▶ **Requirement**: Give the listing again word for word, excluding the pictures it contains.

§ §

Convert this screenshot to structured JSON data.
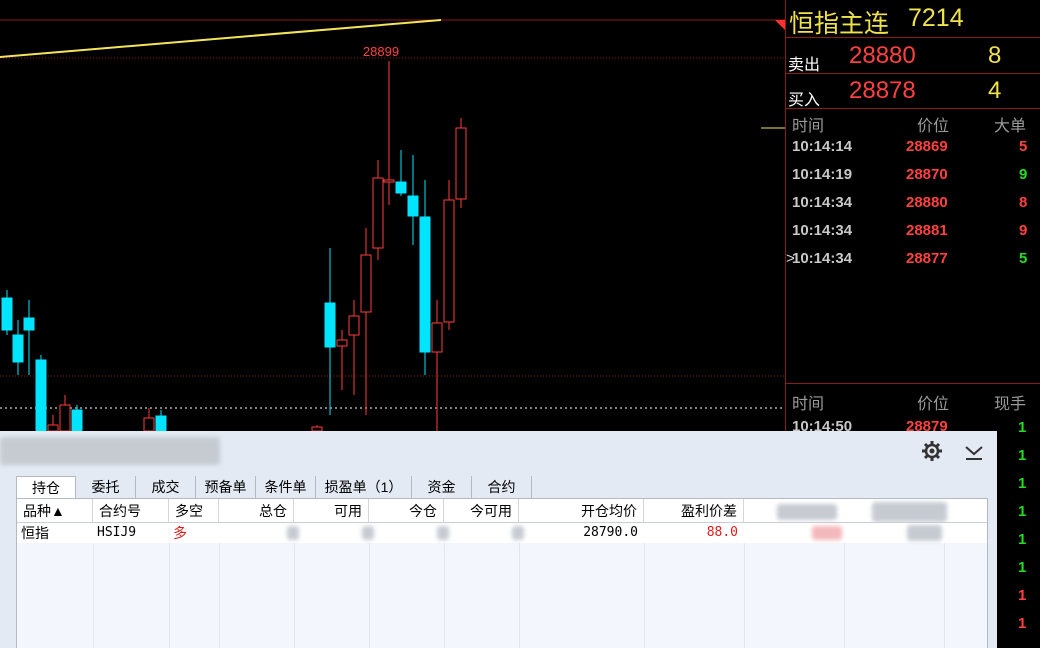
{
  "chart": {
    "high_label": "28899",
    "colors": {
      "up": "#ff3b3b",
      "down": "#00e5ff",
      "ma": "#f4e45a",
      "grid": "#8b1a1a",
      "ref": "#ffffff"
    }
  },
  "quote": {
    "name": "恒指主连",
    "volume": "7214",
    "ask": {
      "label": "卖出",
      "price": "28880",
      "qty": "8"
    },
    "bid": {
      "label": "买入",
      "price": "28878",
      "qty": "4"
    },
    "ticks_header": {
      "time": "时间",
      "price": "价位",
      "qty": "大单"
    },
    "ticks": [
      {
        "time": "10:14:14",
        "price": "28869",
        "qty": "5",
        "color": "#ff4040"
      },
      {
        "time": "10:14:19",
        "price": "28870",
        "qty": "9",
        "color": "#22dd22"
      },
      {
        "time": "10:14:34",
        "price": "28880",
        "qty": "8",
        "color": "#ff4040"
      },
      {
        "time": "10:14:34",
        "price": "28881",
        "qty": "9",
        "color": "#ff4040"
      },
      {
        "time": "10:14:34",
        "price": "28877",
        "qty": "5",
        "color": "#22dd22"
      }
    ],
    "current_marker": ">",
    "ticks2_header": {
      "time": "时间",
      "price": "价位",
      "qty": "现手"
    },
    "ticks2_first": {
      "time": "10:14:50",
      "price": "28879"
    },
    "right_qtys": [
      {
        "q": "1",
        "color": "#22dd22"
      },
      {
        "q": "1",
        "color": "#22dd22"
      },
      {
        "q": "1",
        "color": "#22dd22"
      },
      {
        "q": "1",
        "color": "#22dd22"
      },
      {
        "q": "1",
        "color": "#22dd22"
      },
      {
        "q": "1",
        "color": "#22dd22"
      },
      {
        "q": "1",
        "color": "#ff4040"
      },
      {
        "q": "1",
        "color": "#ff4040"
      }
    ]
  },
  "trade": {
    "tabs": [
      "持仓",
      "委托",
      "成交",
      "预备单",
      "条件单",
      "损盈单（1）",
      "资金",
      "合约"
    ],
    "active_tab": 0,
    "columns": [
      "品种▲",
      "合约号",
      "多空",
      "总仓",
      "可用",
      "今仓",
      "今可用",
      "开仓均价",
      "盈利价差"
    ],
    "row": {
      "product": "恒指",
      "contract": "HSIJ9",
      "side": "多",
      "open_avg": "28790.0",
      "profit_diff": "88.0"
    }
  }
}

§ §

▶ **Response**:
Convert this screenshot to structured JSON data.
{
  "chart": {
    "high_label": "28899",
    "colors": {
      "up": "#ff3b3b",
      "down": "#00e5ff",
      "ma": "#f4e45a",
      "grid": "#8b1a1a",
      "ref": "#ffffff"
    }
  },
  "quote": {
    "name": "恒指主连",
    "volume": "7214",
    "ask": {
      "label": "卖出",
      "price": "28880",
      "qty": "8"
    },
    "bid": {
      "label": "买入",
      "price": "28878",
      "qty": "4"
    },
    "ticks_header": {
      "time": "时间",
      "price": "价位",
      "qty": "大单"
    },
    "ticks": [
      {
        "time": "10:14:14",
        "price": "28869",
        "qty": "5",
        "color": "#ff4040"
      },
      {
        "time": "10:14:19",
        "price": "28870",
        "qty": "9",
        "color": "#22dd22"
      },
      {
        "time": "10:14:34",
        "price": "28880",
        "qty": "8",
        "color": "#ff4040"
      },
      {
        "time": "10:14:34",
        "price": "28881",
        "qty": "9",
        "color": "#ff4040"
      },
      {
        "time": "10:14:34",
        "price": "28877",
        "qty": "5",
        "color": "#22dd22"
      }
    ],
    "current_marker": ">",
    "ticks2_header": {
      "time": "时间",
      "price": "价位",
      "qty": "现手"
    },
    "ticks2_first": {
      "time": "10:14:50",
      "price": "28879"
    },
    "right_qtys": [
      {
        "q": "1",
        "color": "#22dd22"
      },
      {
        "q": "1",
        "color": "#22dd22"
      },
      {
        "q": "1",
        "color": "#22dd22"
      },
      {
        "q": "1",
        "color": "#22dd22"
      },
      {
        "q": "1",
        "color": "#22dd22"
      },
      {
        "q": "1",
        "color": "#22dd22"
      },
      {
        "q": "1",
        "color": "#ff4040"
      },
      {
        "q": "1",
        "color": "#ff4040"
      }
    ]
  },
  "trade": {
    "tabs": [
      "持仓",
      "委托",
      "成交",
      "预备单",
      "条件单",
      "损盈单（1）",
      "资金",
      "合约"
    ],
    "active_tab": 0,
    "columns": [
      "品种▲",
      "合约号",
      "多空",
      "总仓",
      "可用",
      "今仓",
      "今可用",
      "开仓均价",
      "盈利价差"
    ],
    "row": {
      "product": "恒指",
      "contract": "HSIJ9",
      "side": "多",
      "open_avg": "28790.0",
      "profit_diff": "88.0"
    }
  }
}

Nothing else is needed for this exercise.